● Provided records

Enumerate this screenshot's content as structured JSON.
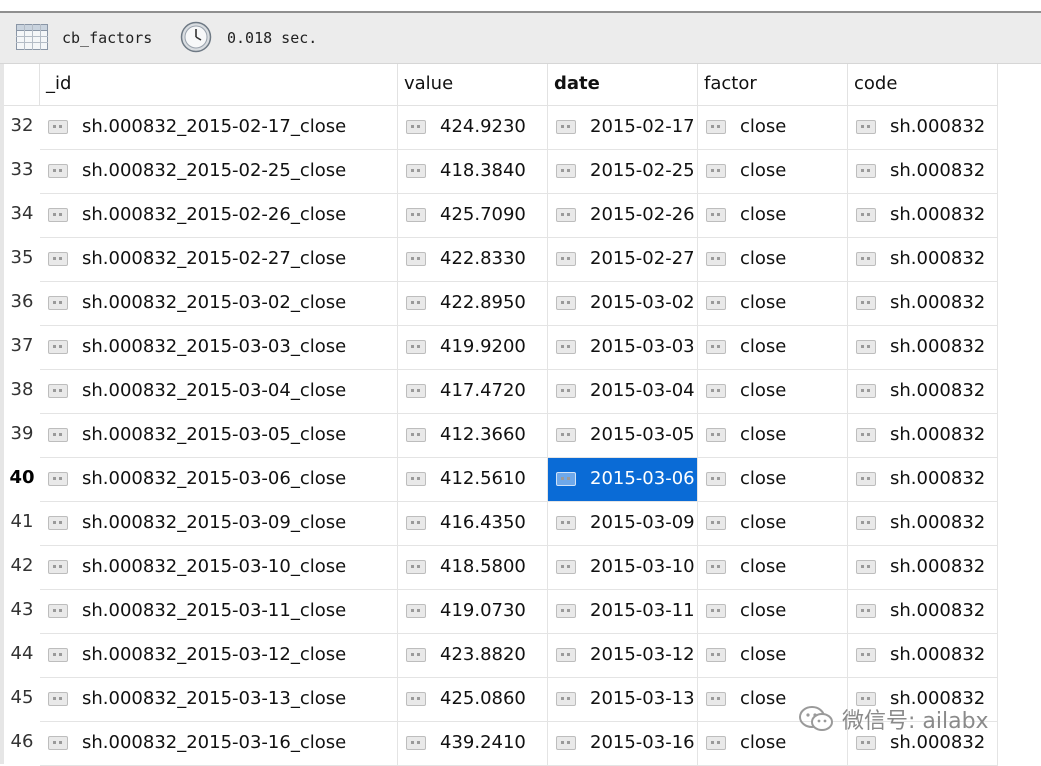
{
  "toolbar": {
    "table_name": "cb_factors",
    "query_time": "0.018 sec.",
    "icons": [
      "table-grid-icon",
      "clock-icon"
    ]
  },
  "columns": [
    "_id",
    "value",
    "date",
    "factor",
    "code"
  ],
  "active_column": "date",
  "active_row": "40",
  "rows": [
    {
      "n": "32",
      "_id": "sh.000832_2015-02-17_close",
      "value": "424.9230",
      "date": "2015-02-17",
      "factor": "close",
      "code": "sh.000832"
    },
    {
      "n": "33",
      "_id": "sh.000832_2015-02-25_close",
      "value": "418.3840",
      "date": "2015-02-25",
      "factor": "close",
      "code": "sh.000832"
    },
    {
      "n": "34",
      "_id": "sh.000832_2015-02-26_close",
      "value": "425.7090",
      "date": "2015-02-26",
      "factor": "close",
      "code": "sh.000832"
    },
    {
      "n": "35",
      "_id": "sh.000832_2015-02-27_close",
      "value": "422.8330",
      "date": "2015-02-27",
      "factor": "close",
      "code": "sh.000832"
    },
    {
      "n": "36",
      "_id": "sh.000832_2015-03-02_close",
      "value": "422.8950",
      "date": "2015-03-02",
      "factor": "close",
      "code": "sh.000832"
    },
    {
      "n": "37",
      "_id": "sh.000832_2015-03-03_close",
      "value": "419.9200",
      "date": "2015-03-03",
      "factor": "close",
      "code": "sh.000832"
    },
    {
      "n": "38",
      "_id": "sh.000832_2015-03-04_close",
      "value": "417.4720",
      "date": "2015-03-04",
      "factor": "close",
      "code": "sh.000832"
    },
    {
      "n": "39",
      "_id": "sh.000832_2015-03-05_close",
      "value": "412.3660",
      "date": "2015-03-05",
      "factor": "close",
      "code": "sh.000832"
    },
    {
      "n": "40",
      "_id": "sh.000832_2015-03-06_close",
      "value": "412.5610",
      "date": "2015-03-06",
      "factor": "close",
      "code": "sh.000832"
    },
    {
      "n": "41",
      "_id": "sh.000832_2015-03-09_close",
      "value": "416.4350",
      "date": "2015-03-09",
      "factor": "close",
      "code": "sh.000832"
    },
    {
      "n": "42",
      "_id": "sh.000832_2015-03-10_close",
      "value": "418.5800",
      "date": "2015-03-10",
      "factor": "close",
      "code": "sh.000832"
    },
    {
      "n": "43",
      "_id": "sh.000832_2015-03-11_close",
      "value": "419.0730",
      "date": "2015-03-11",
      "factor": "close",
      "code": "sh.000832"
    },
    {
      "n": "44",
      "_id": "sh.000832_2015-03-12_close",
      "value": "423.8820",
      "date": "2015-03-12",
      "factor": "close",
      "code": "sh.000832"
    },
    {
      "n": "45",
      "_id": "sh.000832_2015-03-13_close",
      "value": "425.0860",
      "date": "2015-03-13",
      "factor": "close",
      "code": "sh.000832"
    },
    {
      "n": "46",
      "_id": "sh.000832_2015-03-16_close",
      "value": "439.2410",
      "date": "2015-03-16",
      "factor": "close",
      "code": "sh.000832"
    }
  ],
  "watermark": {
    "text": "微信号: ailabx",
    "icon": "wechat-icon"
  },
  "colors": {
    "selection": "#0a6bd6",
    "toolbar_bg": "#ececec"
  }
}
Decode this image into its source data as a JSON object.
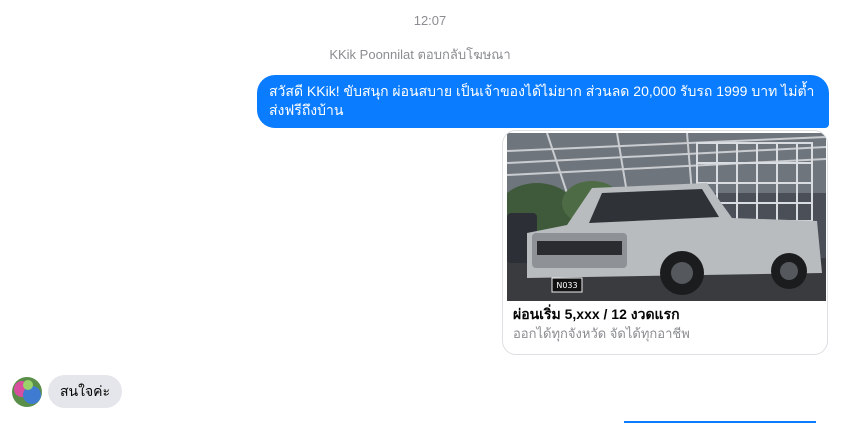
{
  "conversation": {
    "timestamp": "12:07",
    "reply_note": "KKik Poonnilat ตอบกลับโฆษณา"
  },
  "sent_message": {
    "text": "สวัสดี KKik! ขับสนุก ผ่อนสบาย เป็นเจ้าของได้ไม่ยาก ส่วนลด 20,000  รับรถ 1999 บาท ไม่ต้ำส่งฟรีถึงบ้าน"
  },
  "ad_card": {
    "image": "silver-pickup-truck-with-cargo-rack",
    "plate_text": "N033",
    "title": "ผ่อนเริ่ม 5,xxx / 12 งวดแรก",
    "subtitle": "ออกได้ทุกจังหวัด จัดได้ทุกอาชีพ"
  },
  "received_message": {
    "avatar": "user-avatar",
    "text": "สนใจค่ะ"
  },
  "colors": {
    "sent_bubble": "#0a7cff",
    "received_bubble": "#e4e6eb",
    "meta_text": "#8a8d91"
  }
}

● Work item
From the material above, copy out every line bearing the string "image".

● Solution below
Decode this image into its source data as a JSON object.
    "image": "silver-pickup-truck-with-cargo-rack",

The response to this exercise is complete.